I have thus reviewed several such works recently which suffer from a lack of real quality singing. The most recent was Boxberg’s Sardanapalus and Lully’s Amadis. I love Rameau’s keyboard suites and certain of operatic arias so I was hoping for better from this revival of a new, full, revised edition of “Les Indes galantes” but my hopes were only partially realised. Too many voices here lack body. The first we hear in the Prologue is a rather indifferent soprano singing Hébé; she is somewhat shrill of tone and prone to squeezing, then the supposed bass-baritone as Bellone sounds nothing like one, having weak, growling low notes and a ponderous manner. What a pity the wonderful young French baritone Edwin Crossley-Mercer was not cast here. Valérie Gabail is none too steady or sweet-toned as L’amour”, her wobble and approximate high notes really will not do.
So vocally the Prologue remains a disappointment; however, the novelty of the musical invention and the vivacity of instrumentation bring real compensation, featuring gutsy strings, a delightfully wheezy “musette” (bagpipes), blaring, valveless trumpets, bird-like flutes and mellow recorders, all underpinned by some splendid timpani. I really commend the energy of the conducting and the accuracy of the playing, and am only sorry that the standard of singing does not match the virtuosity of the band.
In the first “Entrée” the same first soprano and bass-baritone take the roles of Émilie and Osman (the eponymous “Turc généreux”) and are heard to be singing themselves into somewhat better voice. “Tempête” (track 28) is great fun instrumentally and the chorus is good, too, but the solo vocalism verges on the painful. Haut-contre tenor François-Nicolas Geslot as Valère gives me little pleasure. There are – or have been -singers who can manage this specifically French Baroque tessitura attractively but Geslot is thin-voiced and strained.
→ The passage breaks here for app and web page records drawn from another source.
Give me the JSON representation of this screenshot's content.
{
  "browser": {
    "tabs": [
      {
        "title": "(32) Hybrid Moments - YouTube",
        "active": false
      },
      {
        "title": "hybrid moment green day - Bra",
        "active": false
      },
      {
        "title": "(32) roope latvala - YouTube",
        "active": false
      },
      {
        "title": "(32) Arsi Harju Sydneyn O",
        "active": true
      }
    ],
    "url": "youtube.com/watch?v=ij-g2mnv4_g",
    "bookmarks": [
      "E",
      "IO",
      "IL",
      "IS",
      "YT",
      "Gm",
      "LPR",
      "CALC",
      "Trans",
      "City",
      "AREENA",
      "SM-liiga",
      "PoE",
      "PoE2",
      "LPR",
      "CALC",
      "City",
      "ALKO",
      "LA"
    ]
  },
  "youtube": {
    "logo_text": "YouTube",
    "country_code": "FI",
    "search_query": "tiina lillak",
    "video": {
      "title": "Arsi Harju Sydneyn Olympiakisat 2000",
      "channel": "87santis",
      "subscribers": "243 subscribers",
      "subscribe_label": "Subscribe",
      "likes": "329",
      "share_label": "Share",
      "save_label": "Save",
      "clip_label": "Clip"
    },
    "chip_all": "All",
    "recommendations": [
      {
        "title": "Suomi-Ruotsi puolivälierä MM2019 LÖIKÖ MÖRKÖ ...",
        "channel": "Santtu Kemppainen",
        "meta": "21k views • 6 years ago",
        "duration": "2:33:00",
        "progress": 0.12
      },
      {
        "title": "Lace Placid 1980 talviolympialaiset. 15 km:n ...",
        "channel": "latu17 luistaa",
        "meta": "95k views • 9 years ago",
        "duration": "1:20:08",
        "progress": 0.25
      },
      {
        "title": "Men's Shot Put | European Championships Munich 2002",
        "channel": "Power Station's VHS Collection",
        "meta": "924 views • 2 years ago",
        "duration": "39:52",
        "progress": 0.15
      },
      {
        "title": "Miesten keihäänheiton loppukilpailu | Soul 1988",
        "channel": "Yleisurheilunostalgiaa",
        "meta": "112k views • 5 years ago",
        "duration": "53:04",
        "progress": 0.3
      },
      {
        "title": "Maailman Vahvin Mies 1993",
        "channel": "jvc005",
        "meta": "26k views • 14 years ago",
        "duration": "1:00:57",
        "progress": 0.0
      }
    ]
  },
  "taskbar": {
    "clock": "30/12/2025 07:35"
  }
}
Nobody makes a very good job of the coloratura passages, often running out of breath required to sustain a pleasant tone (for example track 38 and at the end of track 39, CD1).
The best things here are the choral numbers and set-piece dances like the “Air pour les Esclaves Africains” with its emphatic “Turkish-style” tambourine shakes.
This pattern of continues throughout the four Acts: some splendidly vivacious instrumental interludes and set pieces alternate with some very indifferent singing such as the strained, throaty singing from the other haut-contre tenor Reinoud van Mechelen. I particularly enjoyed the central “sun worshipping” section of “les Incas du Perou” leading up to the famous and, for its time, innovatory, earthquake and in the ”Ballet des fleurs” which concludes the “Fête persane” is very attractive but It is such a pity that the standard of vocalisation does not match the standard of playing.
The sound is very good, with a nice balance between voices and instruments, and coughing is minimal. The cello and harpsichord continuo is tastefully judged and ornamented.
The presentation is a handsome gold cardboard digipack containing a 120 page booklet with a full French libretto (no English translation), synopses and biographical and musicological notes in French and English.
This is in many ways a laudable and valuable issue, being so thorough, scholarly and complete; I only wish that the singing did not compromise its quality. Ralph Moore